The ten largest islands in the Outer Hebrides are:
– Barra with an area of 58.8 km²
– Benbecula with an area of 82 km²
– Berneray with an area of 10.1 km²
– Eriskay with an area of 7 km²
– Great Bernera with a Area of 21.2 km²
– Grimsay with an area of 8.3 km²
– Lewis and Harris with an area of 2,179 km²
– North Uist with an area of 303 km²
– South Uist with an area of 320.3 km²
– Taransay with an area of 14.8 km²
The Isle of Skye is the largest island in the Inner Hebrides with an area of 1,656 km² and is accessible via a car bridge. The island served Bonnie Prince Charlie as a refuge in the mid-18th century after his unsuccessful attempt to claim the English crown.
In addition to Skye, the Inner Hebrides consist of the following larger islands:
– Ascrib Islands
– Crowlin Islands
A special feature is the local “Hebridean Whale Trail” with its 25 whale watching sites, including the 105 km² island of Rum with the 810 m high, extinct volcano Askival. 24 species of whales and dolphins can be seen in the waters of the Hebrides, including humpback whales, porpoises and orcas.
Land of whiskey
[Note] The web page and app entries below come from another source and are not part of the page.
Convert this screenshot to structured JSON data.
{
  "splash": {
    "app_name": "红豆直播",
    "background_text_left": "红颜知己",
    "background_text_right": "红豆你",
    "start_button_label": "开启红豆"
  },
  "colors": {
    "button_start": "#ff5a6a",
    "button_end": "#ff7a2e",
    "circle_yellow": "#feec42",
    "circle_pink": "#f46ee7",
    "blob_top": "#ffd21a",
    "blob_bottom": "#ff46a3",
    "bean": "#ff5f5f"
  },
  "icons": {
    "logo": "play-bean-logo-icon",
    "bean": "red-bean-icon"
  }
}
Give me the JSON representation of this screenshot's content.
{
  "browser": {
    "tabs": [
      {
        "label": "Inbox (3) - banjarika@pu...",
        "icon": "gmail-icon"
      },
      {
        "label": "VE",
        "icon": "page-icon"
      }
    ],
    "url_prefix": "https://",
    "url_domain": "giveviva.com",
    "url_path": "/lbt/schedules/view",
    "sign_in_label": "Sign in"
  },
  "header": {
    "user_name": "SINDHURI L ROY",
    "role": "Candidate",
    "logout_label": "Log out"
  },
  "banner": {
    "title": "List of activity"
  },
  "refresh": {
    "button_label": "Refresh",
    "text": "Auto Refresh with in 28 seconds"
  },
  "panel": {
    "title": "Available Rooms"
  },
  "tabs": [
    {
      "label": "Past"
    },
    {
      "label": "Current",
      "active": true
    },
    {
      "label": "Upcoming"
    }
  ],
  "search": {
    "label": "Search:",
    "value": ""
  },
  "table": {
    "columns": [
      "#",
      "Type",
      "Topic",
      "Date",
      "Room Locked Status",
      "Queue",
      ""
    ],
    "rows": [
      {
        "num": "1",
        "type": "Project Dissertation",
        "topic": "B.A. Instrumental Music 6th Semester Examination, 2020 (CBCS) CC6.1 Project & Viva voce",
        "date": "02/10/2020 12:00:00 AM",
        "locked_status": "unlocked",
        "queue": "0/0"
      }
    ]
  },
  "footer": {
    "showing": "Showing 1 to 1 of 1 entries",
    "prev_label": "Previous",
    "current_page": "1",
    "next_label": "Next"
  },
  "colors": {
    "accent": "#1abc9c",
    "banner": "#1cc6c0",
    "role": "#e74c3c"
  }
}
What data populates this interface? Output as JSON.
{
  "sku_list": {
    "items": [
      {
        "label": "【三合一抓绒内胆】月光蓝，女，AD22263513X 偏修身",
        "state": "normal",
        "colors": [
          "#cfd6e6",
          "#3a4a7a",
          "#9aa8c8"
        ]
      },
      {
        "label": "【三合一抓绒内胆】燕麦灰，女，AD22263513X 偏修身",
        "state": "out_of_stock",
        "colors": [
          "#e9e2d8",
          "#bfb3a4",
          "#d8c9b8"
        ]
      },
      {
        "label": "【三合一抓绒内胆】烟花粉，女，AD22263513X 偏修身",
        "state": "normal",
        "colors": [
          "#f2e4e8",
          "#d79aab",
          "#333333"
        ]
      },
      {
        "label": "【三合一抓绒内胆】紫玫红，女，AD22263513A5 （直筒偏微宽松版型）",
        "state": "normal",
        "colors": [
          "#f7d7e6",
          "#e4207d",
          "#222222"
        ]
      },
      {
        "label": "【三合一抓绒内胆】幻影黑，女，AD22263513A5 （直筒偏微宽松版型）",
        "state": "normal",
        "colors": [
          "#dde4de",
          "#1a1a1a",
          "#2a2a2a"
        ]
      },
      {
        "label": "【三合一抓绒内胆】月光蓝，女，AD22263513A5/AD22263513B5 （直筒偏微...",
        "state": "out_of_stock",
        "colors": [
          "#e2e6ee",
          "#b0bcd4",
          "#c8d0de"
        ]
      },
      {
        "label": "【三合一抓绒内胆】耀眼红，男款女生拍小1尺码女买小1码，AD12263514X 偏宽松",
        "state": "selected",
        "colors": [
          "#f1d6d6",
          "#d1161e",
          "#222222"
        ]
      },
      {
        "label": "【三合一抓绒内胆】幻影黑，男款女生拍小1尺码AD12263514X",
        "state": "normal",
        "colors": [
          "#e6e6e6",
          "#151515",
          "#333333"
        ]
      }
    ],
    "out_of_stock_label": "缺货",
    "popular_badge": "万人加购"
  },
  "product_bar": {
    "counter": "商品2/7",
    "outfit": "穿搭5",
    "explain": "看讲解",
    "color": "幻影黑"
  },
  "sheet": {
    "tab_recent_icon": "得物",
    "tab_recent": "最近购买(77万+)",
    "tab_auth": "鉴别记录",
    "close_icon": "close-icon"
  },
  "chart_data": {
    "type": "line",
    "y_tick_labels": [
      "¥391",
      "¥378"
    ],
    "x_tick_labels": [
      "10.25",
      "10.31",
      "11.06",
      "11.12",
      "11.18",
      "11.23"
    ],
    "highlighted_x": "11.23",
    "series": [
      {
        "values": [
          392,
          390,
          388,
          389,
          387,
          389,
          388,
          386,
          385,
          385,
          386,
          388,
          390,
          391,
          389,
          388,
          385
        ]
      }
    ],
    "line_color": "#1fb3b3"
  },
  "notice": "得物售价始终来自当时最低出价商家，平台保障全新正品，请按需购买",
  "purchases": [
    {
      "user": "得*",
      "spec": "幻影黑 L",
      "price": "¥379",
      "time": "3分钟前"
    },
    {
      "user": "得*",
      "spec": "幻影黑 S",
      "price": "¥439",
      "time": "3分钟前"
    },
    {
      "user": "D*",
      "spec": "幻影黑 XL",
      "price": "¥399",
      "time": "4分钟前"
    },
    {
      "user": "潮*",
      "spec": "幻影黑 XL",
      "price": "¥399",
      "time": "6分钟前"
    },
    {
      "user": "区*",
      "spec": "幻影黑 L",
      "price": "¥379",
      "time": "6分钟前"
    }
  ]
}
Whiskey fans especially rave about the Scottish whiskey. Incidentally, whiskey is written in the USA and Ireland. Whisk (e) y is an alcoholic drink obtained from grain as well as fermentation (= fermentation) and distillation. Apart from Canadian whiskey, it consists of 100% grain), i.e. mainly barley, rye or corn. The name is derived from the Gaelic term Ushkebar and means water of life. The use of the term whisk (e) y is attested for the first time in the 16th century.